The Singapore Night Festival literally ended with a bang last Saturday, and the verdict is out: Although the rain was a dampener, it did not seem to drown the spirits of visitors who came in throngs.
Rain fell on the outdoor festival in the Bugis and Bras Basah areas last Friday night. Nonetheless, the festival, which was held over two weekends from Aug 22 to 30, drew a crowd of just more than half a million this year, slightly more than last year's visitorship of half a million.
While human traffic jams had been a problem in previous editions of the seven-year-old festival, executive Charmaine Chan, 43, was not worried about the crowds. She went on the last night with her two children - aged six and nine - as well as her husband and mother-in-law.
"Everything is spread out, so it's not too crowded. I was more worried about it raining," says Mrs Chan, adding that they had attended the previous weekend as well.
Despite the bigger crowd, this year's festival felt less congested because the acts were spread out across a wider area. New venues such as Cathay Green - in front of The Cathay along Bras Basah Road - and the Armenian Church, helped to spread the crowds out. Auxiliary police were also on hand to help facilitate pedestrians crossing in the vicinity.
"It is amazing to see Singaporeans young and old coming out to support the festival and truly calling it their own," says festival director Angelita Teo, 42.
On Friday night, it rained heavily from 8 to 9pm, forcing organisers to postpone performances such as American artist and inventor William Close's Earth Harp, which transformed the National Museum of Singapore into a larger-than-life harp, and Austrian collective Phoenix's aerial shows outside the National Museum of Singapore.
A music performance by home-grown pop band Lost Weekend at SMU Green was also delayed.
Some of the Night Lights installations, such as Divine Trees by Clement Briend - with projections of Buddha on the trees next to the National Museum - and Spirits Of Nature, which transformed the facade of the Singapore Art Museum into a canvas of cobblestones and creeping vines, were also stopped for the safety of festivalgoers.

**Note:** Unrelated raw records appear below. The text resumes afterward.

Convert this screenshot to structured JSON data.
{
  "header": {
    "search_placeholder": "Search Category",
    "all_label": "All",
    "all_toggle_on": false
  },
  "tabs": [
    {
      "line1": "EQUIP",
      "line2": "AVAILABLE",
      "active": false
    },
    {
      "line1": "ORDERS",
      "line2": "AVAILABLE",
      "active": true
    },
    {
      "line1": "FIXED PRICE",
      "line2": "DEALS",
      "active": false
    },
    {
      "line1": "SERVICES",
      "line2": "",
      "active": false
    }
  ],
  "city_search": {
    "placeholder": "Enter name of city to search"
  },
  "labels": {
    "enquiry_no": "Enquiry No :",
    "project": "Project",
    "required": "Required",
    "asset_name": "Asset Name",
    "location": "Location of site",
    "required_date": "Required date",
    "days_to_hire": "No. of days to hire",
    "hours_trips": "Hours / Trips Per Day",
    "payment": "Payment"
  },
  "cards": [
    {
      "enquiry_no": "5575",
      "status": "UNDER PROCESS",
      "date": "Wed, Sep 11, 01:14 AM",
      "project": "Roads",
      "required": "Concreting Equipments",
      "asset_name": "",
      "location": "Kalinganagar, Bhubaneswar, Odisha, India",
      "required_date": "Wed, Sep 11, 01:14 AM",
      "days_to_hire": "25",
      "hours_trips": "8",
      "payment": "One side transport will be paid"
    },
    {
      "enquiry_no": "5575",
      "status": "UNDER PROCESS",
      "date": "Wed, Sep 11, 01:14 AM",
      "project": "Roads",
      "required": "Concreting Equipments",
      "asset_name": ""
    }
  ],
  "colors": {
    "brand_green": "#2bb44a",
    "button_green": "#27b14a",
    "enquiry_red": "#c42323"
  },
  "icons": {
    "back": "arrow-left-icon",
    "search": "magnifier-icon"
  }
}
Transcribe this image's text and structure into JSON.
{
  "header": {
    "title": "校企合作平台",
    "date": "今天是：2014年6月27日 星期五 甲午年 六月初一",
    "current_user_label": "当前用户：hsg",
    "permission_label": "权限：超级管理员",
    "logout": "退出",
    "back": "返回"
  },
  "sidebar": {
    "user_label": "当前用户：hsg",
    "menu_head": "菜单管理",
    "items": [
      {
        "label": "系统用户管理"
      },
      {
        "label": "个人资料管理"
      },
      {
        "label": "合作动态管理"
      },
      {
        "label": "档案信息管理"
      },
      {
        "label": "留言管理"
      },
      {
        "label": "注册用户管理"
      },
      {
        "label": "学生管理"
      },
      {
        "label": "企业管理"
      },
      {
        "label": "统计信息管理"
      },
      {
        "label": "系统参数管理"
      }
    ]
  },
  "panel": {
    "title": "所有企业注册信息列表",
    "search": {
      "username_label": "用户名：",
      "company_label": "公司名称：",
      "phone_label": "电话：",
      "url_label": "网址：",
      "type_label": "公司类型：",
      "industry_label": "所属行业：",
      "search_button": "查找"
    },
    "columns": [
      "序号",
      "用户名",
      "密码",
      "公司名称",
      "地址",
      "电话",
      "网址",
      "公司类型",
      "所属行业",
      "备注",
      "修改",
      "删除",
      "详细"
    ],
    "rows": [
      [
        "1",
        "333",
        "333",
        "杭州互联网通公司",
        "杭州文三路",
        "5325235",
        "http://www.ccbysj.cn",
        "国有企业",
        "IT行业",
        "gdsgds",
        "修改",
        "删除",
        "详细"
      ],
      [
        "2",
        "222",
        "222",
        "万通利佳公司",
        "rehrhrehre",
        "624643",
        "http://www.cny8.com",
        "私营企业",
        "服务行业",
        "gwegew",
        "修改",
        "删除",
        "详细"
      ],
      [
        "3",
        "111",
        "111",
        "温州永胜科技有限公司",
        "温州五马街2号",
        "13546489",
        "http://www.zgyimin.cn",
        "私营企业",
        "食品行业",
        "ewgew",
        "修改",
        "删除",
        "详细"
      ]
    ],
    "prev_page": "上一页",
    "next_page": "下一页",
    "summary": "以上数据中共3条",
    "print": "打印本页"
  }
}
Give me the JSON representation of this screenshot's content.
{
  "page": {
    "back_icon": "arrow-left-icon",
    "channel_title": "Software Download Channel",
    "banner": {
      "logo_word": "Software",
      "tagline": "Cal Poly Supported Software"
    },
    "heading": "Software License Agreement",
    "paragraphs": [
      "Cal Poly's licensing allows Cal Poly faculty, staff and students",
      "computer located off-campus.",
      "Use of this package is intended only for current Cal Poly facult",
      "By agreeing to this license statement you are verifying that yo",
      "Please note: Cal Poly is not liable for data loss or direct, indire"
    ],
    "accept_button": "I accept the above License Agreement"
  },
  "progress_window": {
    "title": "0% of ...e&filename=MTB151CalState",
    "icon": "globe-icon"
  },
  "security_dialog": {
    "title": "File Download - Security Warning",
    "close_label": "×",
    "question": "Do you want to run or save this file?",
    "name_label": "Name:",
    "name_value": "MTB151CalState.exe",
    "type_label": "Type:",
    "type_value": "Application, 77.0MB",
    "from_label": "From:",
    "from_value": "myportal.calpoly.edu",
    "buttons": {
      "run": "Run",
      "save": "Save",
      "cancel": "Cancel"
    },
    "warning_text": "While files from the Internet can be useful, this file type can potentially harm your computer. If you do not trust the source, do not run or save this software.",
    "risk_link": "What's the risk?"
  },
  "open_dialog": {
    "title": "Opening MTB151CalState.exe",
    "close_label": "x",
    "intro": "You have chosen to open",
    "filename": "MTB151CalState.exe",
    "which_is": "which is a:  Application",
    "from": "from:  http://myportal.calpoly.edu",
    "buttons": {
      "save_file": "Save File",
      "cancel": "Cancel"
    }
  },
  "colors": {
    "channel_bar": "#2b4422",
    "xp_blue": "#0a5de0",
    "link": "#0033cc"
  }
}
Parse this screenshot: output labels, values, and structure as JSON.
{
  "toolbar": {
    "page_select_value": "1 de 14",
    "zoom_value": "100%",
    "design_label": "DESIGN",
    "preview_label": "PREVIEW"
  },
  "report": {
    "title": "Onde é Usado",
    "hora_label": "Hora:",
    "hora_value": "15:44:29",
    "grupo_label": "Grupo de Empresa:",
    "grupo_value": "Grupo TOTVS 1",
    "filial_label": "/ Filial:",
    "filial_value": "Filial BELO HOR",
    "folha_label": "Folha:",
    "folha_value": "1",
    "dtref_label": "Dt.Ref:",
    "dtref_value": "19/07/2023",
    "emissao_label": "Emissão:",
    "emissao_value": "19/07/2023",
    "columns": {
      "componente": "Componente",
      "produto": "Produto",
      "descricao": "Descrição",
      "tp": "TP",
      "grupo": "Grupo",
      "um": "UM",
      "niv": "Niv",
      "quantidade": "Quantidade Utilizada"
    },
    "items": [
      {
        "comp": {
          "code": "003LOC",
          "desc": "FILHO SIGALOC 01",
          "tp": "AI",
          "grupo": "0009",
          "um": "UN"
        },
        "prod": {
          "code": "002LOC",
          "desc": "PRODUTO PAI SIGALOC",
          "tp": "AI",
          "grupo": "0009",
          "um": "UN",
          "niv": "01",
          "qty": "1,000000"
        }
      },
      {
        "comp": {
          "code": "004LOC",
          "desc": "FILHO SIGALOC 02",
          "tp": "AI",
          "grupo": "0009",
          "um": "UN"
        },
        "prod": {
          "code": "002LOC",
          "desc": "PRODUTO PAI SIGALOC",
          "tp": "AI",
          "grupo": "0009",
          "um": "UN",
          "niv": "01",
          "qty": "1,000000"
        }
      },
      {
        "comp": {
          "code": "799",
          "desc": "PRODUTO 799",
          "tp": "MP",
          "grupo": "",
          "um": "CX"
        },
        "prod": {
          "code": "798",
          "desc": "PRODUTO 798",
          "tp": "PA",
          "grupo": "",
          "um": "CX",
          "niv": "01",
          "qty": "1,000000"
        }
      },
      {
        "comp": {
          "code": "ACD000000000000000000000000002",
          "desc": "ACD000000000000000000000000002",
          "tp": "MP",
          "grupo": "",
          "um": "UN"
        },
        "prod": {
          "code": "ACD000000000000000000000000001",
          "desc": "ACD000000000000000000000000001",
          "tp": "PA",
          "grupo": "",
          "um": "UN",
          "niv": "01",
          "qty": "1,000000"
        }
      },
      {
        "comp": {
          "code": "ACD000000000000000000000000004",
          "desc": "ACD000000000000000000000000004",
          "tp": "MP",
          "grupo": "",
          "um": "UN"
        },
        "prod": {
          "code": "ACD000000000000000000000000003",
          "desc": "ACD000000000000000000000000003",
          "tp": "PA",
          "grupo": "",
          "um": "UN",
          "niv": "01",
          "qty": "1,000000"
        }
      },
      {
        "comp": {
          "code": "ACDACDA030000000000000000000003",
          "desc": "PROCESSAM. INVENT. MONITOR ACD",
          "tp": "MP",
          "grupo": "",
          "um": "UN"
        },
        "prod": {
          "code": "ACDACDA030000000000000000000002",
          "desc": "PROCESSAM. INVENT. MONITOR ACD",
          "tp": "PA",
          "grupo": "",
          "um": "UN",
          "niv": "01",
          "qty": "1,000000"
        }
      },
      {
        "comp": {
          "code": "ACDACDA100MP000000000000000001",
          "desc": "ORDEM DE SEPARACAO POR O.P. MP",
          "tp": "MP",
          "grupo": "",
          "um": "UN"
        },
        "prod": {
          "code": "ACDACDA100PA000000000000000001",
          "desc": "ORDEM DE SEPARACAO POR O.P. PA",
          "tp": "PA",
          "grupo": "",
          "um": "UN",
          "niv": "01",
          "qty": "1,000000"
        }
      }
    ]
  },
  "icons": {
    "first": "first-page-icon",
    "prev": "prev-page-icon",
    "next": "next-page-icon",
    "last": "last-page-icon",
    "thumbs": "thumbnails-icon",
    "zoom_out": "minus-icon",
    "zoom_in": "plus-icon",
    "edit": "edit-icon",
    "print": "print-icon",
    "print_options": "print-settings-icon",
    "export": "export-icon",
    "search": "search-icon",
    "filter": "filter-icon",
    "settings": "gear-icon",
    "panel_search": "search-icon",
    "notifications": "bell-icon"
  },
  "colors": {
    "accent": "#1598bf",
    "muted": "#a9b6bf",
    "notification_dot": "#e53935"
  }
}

When Life! visited after the rain subsided, it seemed that the crowds had re-emerged, with a healthy number gathering to watch first-time festival act Singapore Pro Wrestlers "fight" in Armenian Street.
At the Festival Village at Cathay Green and SMU Green, where the grounds were muddy post-rain, the festival acts drew smaller crowds. However, local musicians The Stoned Revivals were greeted with an enthusiastic crowd on both days last weekend.
Ms Wywy Yeo, 33, a public relations consultant, says: "I last saw them more than 10 years ago. They sounded as good now as they did then, so my visit paid off despite the mud."